Settlements totaling more than $1 million have been reached in the case of a 16-year-old Montana student with disabilities who was allegedly removed from his school, placed in a church basement and told to watch DVDs and sort nuts and bolts.
The student and his family will receive around $1,141,000 in compensation from the Montana Office of Public Instruction and the rural school district where he was enrolled.
The student is referred to only as R.C. in legal documents to protect his identity. Because the student goes to school in a rural part of Montana, the school district is also unnamed in court documents to avoid revealing his identity.
The majority of the settlement money will go to the teen’s future education under neuropsychology expert Dr. Helena Huckabee of Denver. Only $35,000 of the total amount was paid to the family in damages, including $25,000 from the school district and $10,000 from OPI.
The school district agreed to pay up to $175,000 in educational service fees for the first year and up to $150,000 per year for the following five years. This six years of total service compensates the teen, R.C., for the two remaining years he was eligible for education and the four years he was allegedly denied education by the district. Because the district allegedly failed to provide an education for the student, this program will act as a substitute.
The increase of $25,000 during the first year is to cover any initial costs incurred during the beginning of his treatment.
Additionally, the student's family will be reimbursed for any out-of-pocket expenses incurred for travel costs including lodging, meals, transportation and participation in community-based activities that are part of R.C.’s treatment.
Attorney's fees and costs will also be covered by the settlement. The district will pay $110,000 to cover all fees and costs incurred by the attorney during this case. OPI will pay an additional $71,000 in attorney’s fees and costs. These payments include everything filed during the course of the case.
Additionally, if any payment remains unpaid in full more than three business days after the due date, an annual rate of 18 percent will be applied as a late fee.
Despite paying $81,000 in its portion of the settlement, OPI is not admitting any liability in the case, spokesperson Dylan Klapmeier said. Montana’s state self-insurance reserve fund will pay $30,000, and $51,000 will come out of OPI’s general operating budget.

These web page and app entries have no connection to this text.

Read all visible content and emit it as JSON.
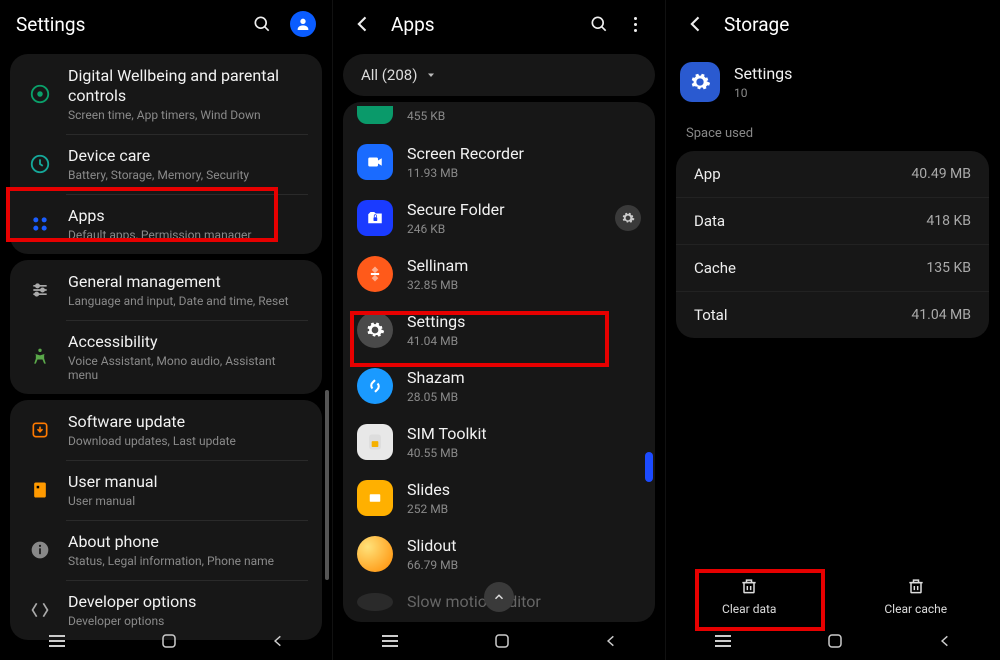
{
  "p1": {
    "header": {
      "title": "Settings"
    },
    "groups": [
      {
        "items": [
          {
            "title": "Digital Wellbeing and parental controls",
            "sub": "Screen time, App timers, Wind Down",
            "icon": "wellbeing",
            "color": "#0aa06a"
          },
          {
            "title": "Device care",
            "sub": "Battery, Storage, Memory, Security",
            "icon": "devicecare",
            "color": "#15a89a"
          },
          {
            "title": "Apps",
            "sub": "Default apps, Permission manager",
            "icon": "apps",
            "color": "#1a5dff"
          }
        ]
      },
      {
        "items": [
          {
            "title": "General management",
            "sub": "Language and input, Date and time, Reset",
            "icon": "sliders",
            "color": "#888"
          },
          {
            "title": "Accessibility",
            "sub": "Voice Assistant, Mono audio, Assistant menu",
            "icon": "a11y",
            "color": "#5aa84a"
          }
        ]
      },
      {
        "items": [
          {
            "title": "Software update",
            "sub": "Download updates, Last update",
            "icon": "update",
            "color": "#ff7a00"
          },
          {
            "title": "User manual",
            "sub": "User manual",
            "icon": "manual",
            "color": "#ff9a00"
          },
          {
            "title": "About phone",
            "sub": "Status, Legal information, Phone name",
            "icon": "info",
            "color": "#888"
          },
          {
            "title": "Developer options",
            "sub": "Developer options",
            "icon": "dev",
            "color": "#888"
          }
        ]
      }
    ]
  },
  "p2": {
    "header": {
      "title": "Apps"
    },
    "filter": "All (208)",
    "apps": [
      {
        "title": "",
        "sub": "455 KB",
        "bg": "#0a9a6a",
        "partial": true
      },
      {
        "title": "Screen Recorder",
        "sub": "11.93 MB",
        "bg": "#1a6bff"
      },
      {
        "title": "Secure Folder",
        "sub": "246 KB",
        "bg": "#1a3bff",
        "gear": true
      },
      {
        "title": "Sellinam",
        "sub": "32.85 MB",
        "bg": "#ff5a1a"
      },
      {
        "title": "Settings",
        "sub": "41.04 MB",
        "bg": "#4a4a4a",
        "settings": true
      },
      {
        "title": "Shazam",
        "sub": "28.05 MB",
        "bg": "#1a9aff"
      },
      {
        "title": "SIM Toolkit",
        "sub": "40.55 MB",
        "bg": "#e8e8e8"
      },
      {
        "title": "Slides",
        "sub": "252 MB",
        "bg": "#ffb000"
      },
      {
        "title": "Slidout",
        "sub": "66.79 MB",
        "bg": "#ffb84a"
      },
      {
        "title": "Slow motion editor",
        "sub": "",
        "bg": "#333",
        "partial_bottom": true
      }
    ]
  },
  "p3": {
    "header": {
      "title": "Storage"
    },
    "app": {
      "name": "Settings",
      "meta": "10"
    },
    "section": "Space used",
    "rows": [
      {
        "k": "App",
        "v": "40.49 MB"
      },
      {
        "k": "Data",
        "v": "418 KB"
      },
      {
        "k": "Cache",
        "v": "135 KB"
      },
      {
        "k": "Total",
        "v": "41.04 MB"
      }
    ],
    "actions": {
      "clear_data": "Clear data",
      "clear_cache": "Clear cache"
    }
  }
}
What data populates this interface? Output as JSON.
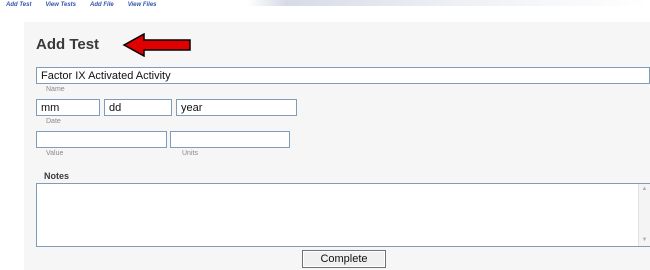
{
  "nav": {
    "items": [
      {
        "label": "Add Test"
      },
      {
        "label": "View Tests"
      },
      {
        "label": "Add File"
      },
      {
        "label": "View Files"
      }
    ]
  },
  "form": {
    "title": "Add Test",
    "name": {
      "value": "Factor IX Activated Activity",
      "label": "Name"
    },
    "date": {
      "month_value": "mm",
      "day_value": "dd",
      "year_value": "year",
      "label": "Date"
    },
    "value": {
      "value": "",
      "label": "Value"
    },
    "units": {
      "value": "",
      "label": "Units"
    },
    "notes": {
      "label": "Notes",
      "value": ""
    },
    "complete_label": "Complete"
  },
  "colors": {
    "arrow": "#e00000",
    "input_border": "#7f9db9",
    "nav_link": "#3355aa"
  },
  "icons": {
    "arrow": "red-left-arrow-icon",
    "scroll_up": "scroll-up-icon",
    "scroll_down": "scroll-down-icon"
  }
}
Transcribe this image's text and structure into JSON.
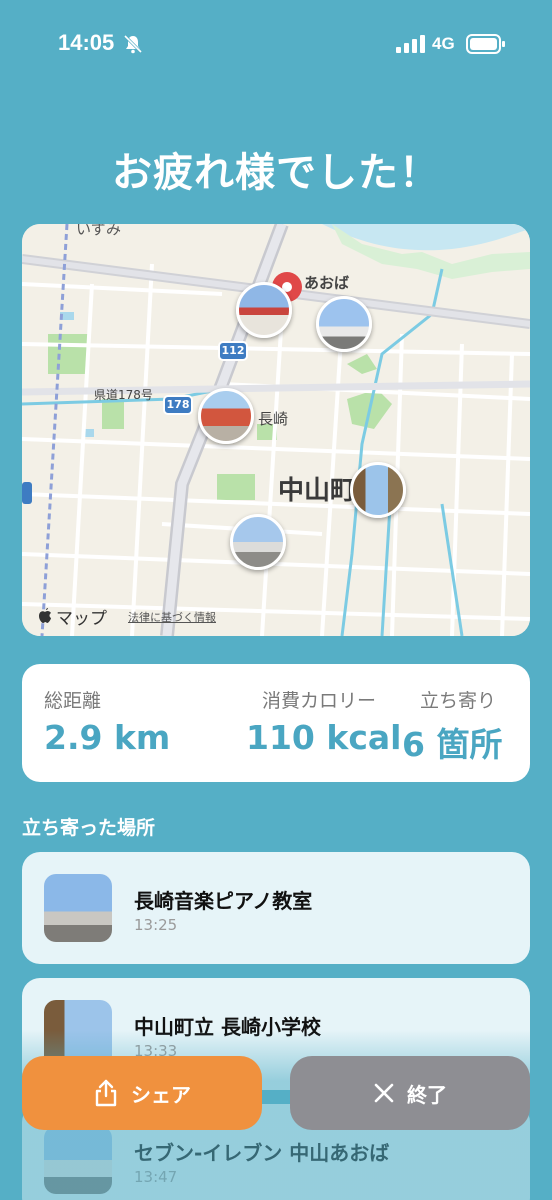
{
  "status_bar": {
    "time": "14:05",
    "network": "4G"
  },
  "page_title": "お疲れ様でした！",
  "map": {
    "labels": {
      "aoba": "あおば",
      "nagasaki": "長崎",
      "town": "中山町",
      "prefectural_road": "県道178号",
      "top_cut": "いずみ"
    },
    "route_shields": [
      "112",
      "178"
    ],
    "attribution": "マップ",
    "legal": "法律に基づく情報"
  },
  "stats": {
    "distance": {
      "label": "総距離",
      "value": "2.9 km"
    },
    "calories": {
      "label": "消費カロリー",
      "value": "110 kcal"
    },
    "stops": {
      "label": "立ち寄り",
      "value": "6 箇所"
    }
  },
  "section_title": "立ち寄った場所",
  "places": [
    {
      "name": "長崎音楽ピアノ教室",
      "time": "13:25"
    },
    {
      "name": "中山町立 長崎小学校",
      "time": "13:33"
    },
    {
      "name": "セブン-イレブン 中山あおば",
      "time": "13:47"
    }
  ],
  "actions": {
    "share": "シェア",
    "end": "終了"
  }
}
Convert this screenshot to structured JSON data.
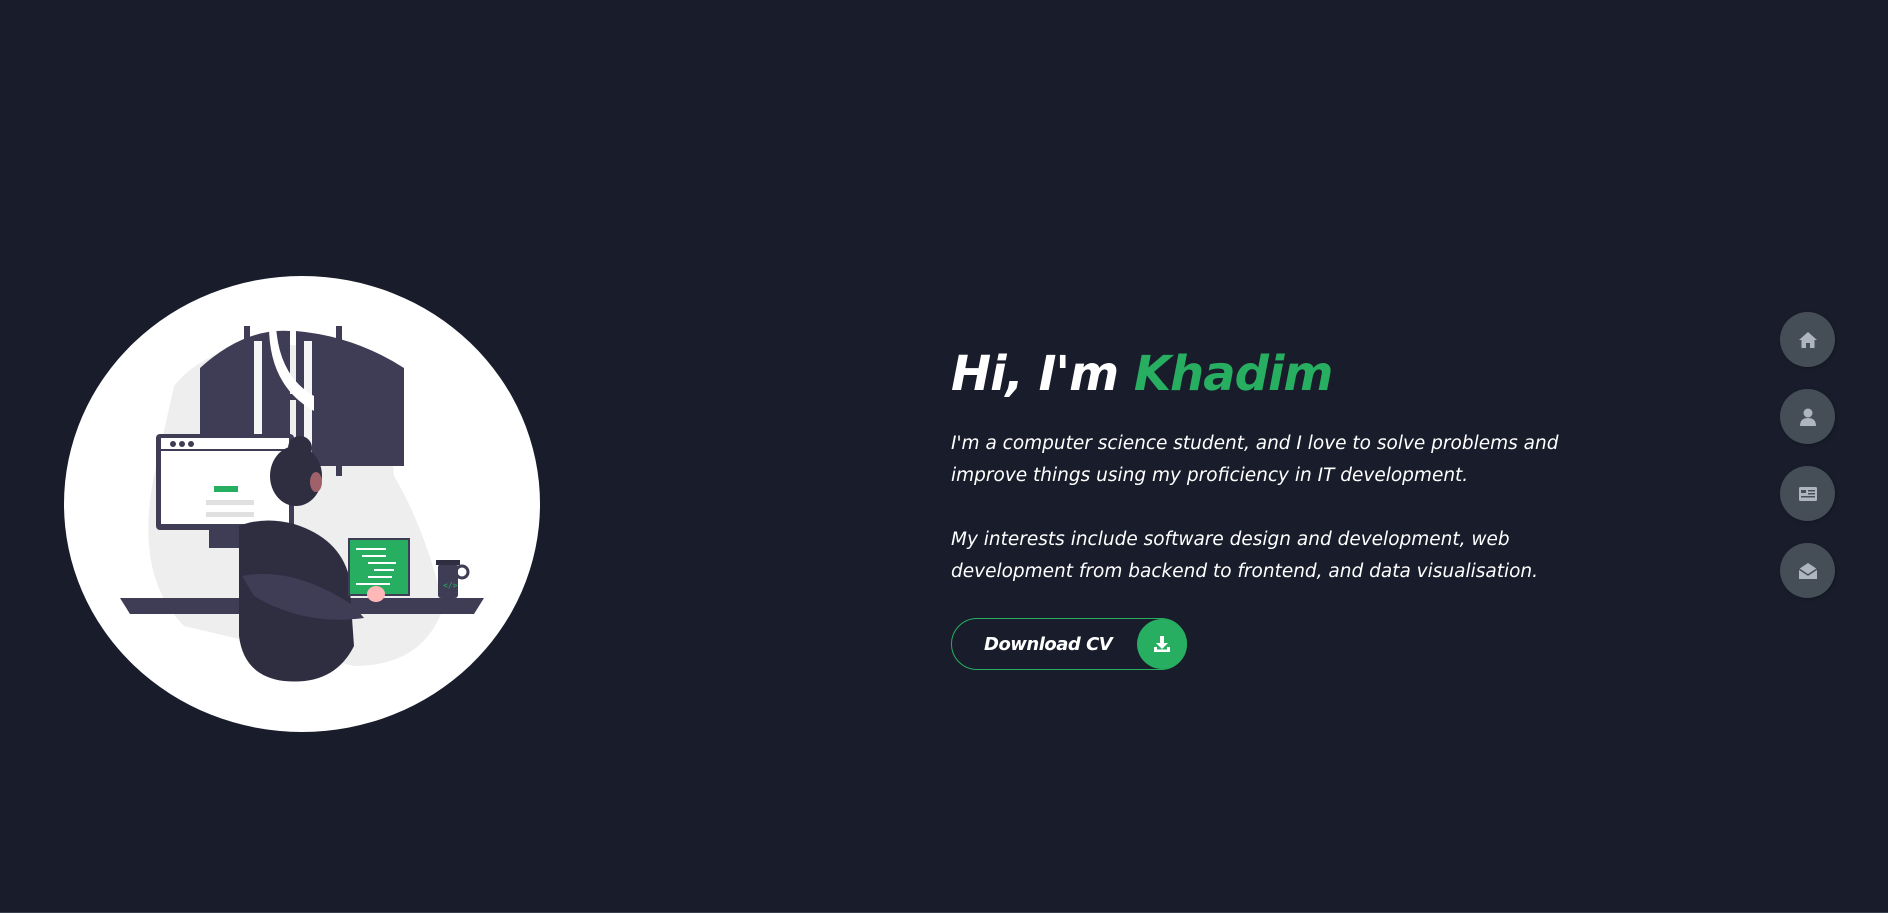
{
  "hero": {
    "title_prefix": "Hi, I'm ",
    "title_name": "Khadim",
    "paragraph_1": "I'm a computer science student, and I love to solve problems and improve things using my proficiency in IT development.",
    "paragraph_2": "My interests include software design and development, web development from backend to frontend, and data visualisation.",
    "cv_button_label": "Download CV",
    "cv_button_icon": "download-icon"
  },
  "nav": {
    "items": [
      {
        "icon": "home-icon"
      },
      {
        "icon": "user-icon"
      },
      {
        "icon": "portfolio-icon"
      },
      {
        "icon": "envelope-icon"
      }
    ]
  },
  "colors": {
    "background": "#191d2b",
    "accent": "#27ae60",
    "nav_button": "#454e56",
    "text": "#ffffff"
  }
}
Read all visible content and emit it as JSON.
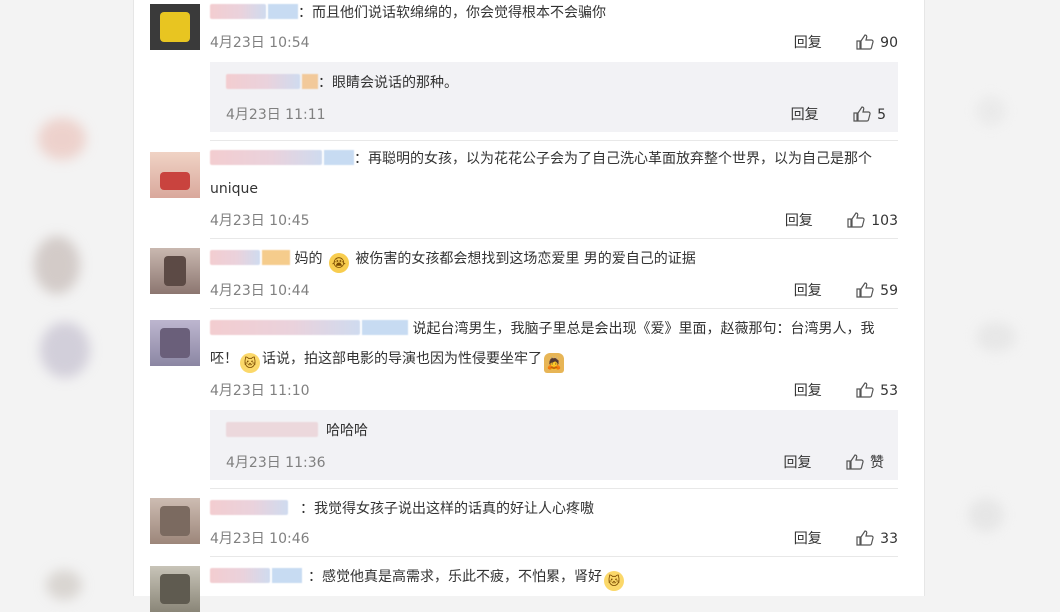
{
  "comments": [
    {
      "text": "：而且他们说话软绵绵的，你会觉得根本不会骗你",
      "date": "4月23日 10:54",
      "reply": "回复",
      "likes": "90"
    },
    {
      "text": "：眼睛会说话的那种。",
      "date": "4月23日 11:11",
      "reply": "回复",
      "likes": "5"
    },
    {
      "text": "：再聪明的女孩，以为花花公子会为了自己洗心革面放弃整个世界，以为自己是那个unique",
      "date": "4月23日 10:45",
      "reply": "回复",
      "likes": "103"
    },
    {
      "text_a": "妈的",
      "text_b": "被伤害的女孩都会想找到这场恋爱里 男的爱自己的证据",
      "date": "4月23日 10:44",
      "reply": "回复",
      "likes": "59"
    },
    {
      "text_a": "说起台湾男生，我脑子里总是会出现《爱》里面，赵薇那句：台湾男人，我呸！",
      "text_b": "话说，拍这部电影的导演也因为性侵要坐牢了",
      "date": "4月23日 11:10",
      "reply": "回复",
      "likes": "53"
    },
    {
      "text": "哈哈哈",
      "date": "4月23日 11:36",
      "reply": "回复",
      "likes": "赞"
    },
    {
      "text": "：我觉得女孩子说出这样的话真的好让人心疼嗷",
      "date": "4月23日 10:46",
      "reply": "回复",
      "likes": "33"
    },
    {
      "text": "：感觉他真是高需求，乐此不疲，不怕累，肾好"
    }
  ],
  "icons": {
    "like": "thumbs-up-icon"
  },
  "colors": {
    "date": "#808080",
    "reply_bg": "#f2f2f5",
    "panel": "#ffffff"
  }
}
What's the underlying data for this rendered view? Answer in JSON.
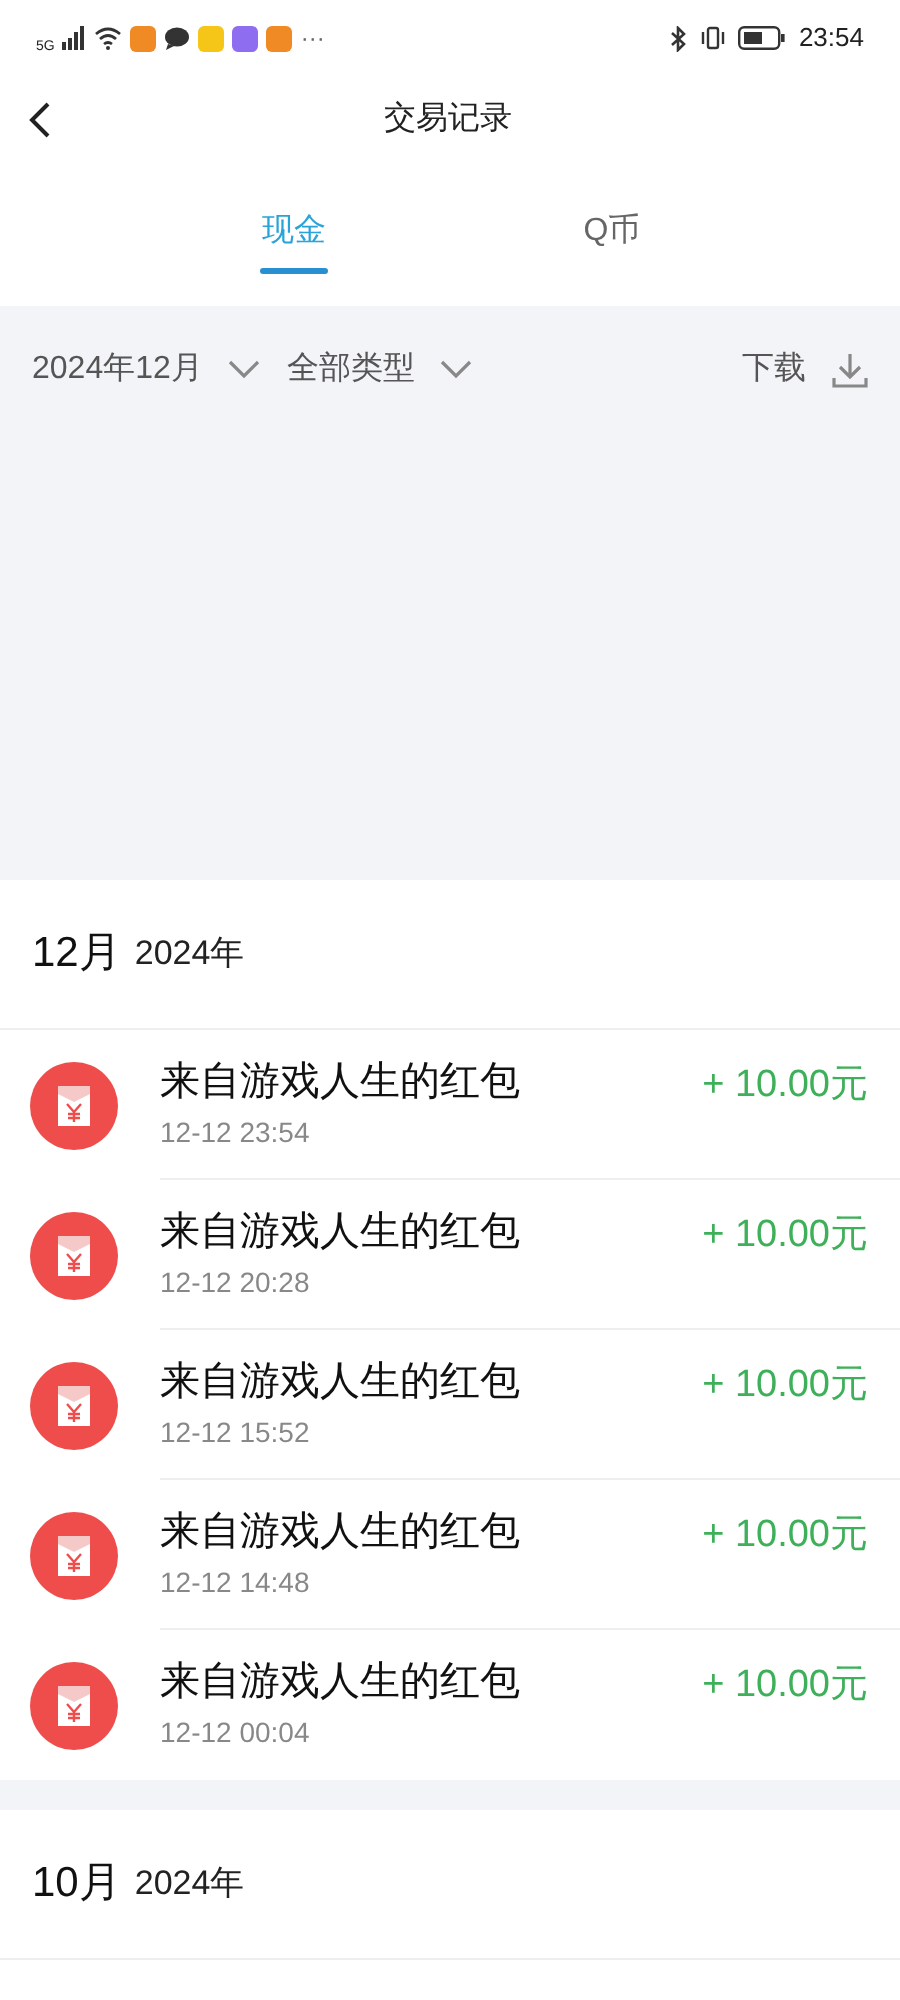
{
  "status_bar": {
    "network": "5G",
    "time": "23:54",
    "more": "···"
  },
  "header": {
    "title": "交易记录"
  },
  "tabs": [
    {
      "label": "现金",
      "selected": true
    },
    {
      "label": "Q币",
      "selected": false
    }
  ],
  "filters": {
    "month": "2024年12月",
    "type": "全部类型",
    "download": "下载"
  },
  "sections": [
    {
      "month": "12月",
      "year": "2024年",
      "rows": [
        {
          "title": "来自游戏人生的红包",
          "time": "12-12 23:54",
          "amount": "+ 10.00元"
        },
        {
          "title": "来自游戏人生的红包",
          "time": "12-12 20:28",
          "amount": "+ 10.00元"
        },
        {
          "title": "来自游戏人生的红包",
          "time": "12-12 15:52",
          "amount": "+ 10.00元"
        },
        {
          "title": "来自游戏人生的红包",
          "time": "12-12 14:48",
          "amount": "+ 10.00元"
        },
        {
          "title": "来自游戏人生的红包",
          "time": "12-12 00:04",
          "amount": "+ 10.00元"
        }
      ]
    },
    {
      "month": "10月",
      "year": "2024年"
    }
  ]
}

Superintendent of Public Instruction Elsie Arntzen made the decision to settle “based on the best interests of the student and also to bring this long-standing litigation to a close," Klapmeier said.
Tal Goldin, attorney for Disability Rights Montana, which filed a complaint on behalf of the teen and his family, said he couldn't provide a comment to the press due to a nondisclosure agreement.
The original lawsuit stated that in 2014, R.C. was segregated from other students and moved the basement of a nearby Lutheran church.
In an October 2017 interview, Goldin said, “I don’t know if the state has ever been faced with a case where a district wholly excluded a student. It’s particularly egregious that the state of Montana knows about that and fails to act.”
At the time, the suit claimed that several public officials were aware of the issues but failed to act in order to provide R.C. with adequate educational services. Disability Rights Montana had previously filed an administrative complaint with OPI under the Individuals with Disabilities Education Act, a federal law that provides grant money to states and requires schools to provide special education services to qualified students.
In September 2016, R.C.’s mother filed a formal complaint with OPI, which led to an investigation. OPI found the student was not receiving services and directed the district to take specific action to provide services within 60 days. This was under the administration of Denise Juneau, Superintendent of Public Instruction at the time the incident started.
The district never complied and OPI never enforced its own order, according to court documents.
Requests and demands were reiterated the following year during the administration of Arntzen, who was named in the lawsuit instead of Juneau. Court documents claimed that Arntzen discussed the demands with special education administrators Frank Podobnik and Richard Trerise, both named as defendants in the suit, who allegedly failed to act.
One year after the demands were reiterated, this settlement was reached between the involved parties. The compensation mostly comes in the form of education and treatment for R.C.
According to an evaluation by a neuropsychologist, R.C. suffers from significant cognitive delay and a traumatic brain injury. R.C. also suffers from a seizure disorder that is believed to contribute to his sometimes inappropriate behavior.
The district will provide an education program for R.C. by paying the cost of the services and treatment designed by and implemented under the supervision of Huckabee.
Huckabee will have sole authority and discretion to determine the substance and manner of implementation of all aspects of the program.
R.C.’s educational program will include multidisciplinary instruction that includes applied behavior analysis therapy, trauma-focused services, transition services, academic instruction, assistive technology, supplementary aid and related services such as speech, occupational and physical therapy.
According to court documents, the program will focus on remediation of R.C.’s problematic behaviors and skills necessary for his participation in educational, community and vocational settings in order to live as independently as possible.
R.C. will travel to Huckabee’s clinic in Denver for treatment periods approximately two weeks at a time, three to six hours per day.
While in Montana, R.C. will receive education services seven hours per day. This home program will be implemented by family members, paraprofessionals, registered behavior technicians and other providers as determined appropriate by Huckabee.
The implementation for R.C.’s educational services began in the 2018-19 school year and will run through the 2023-24 school year.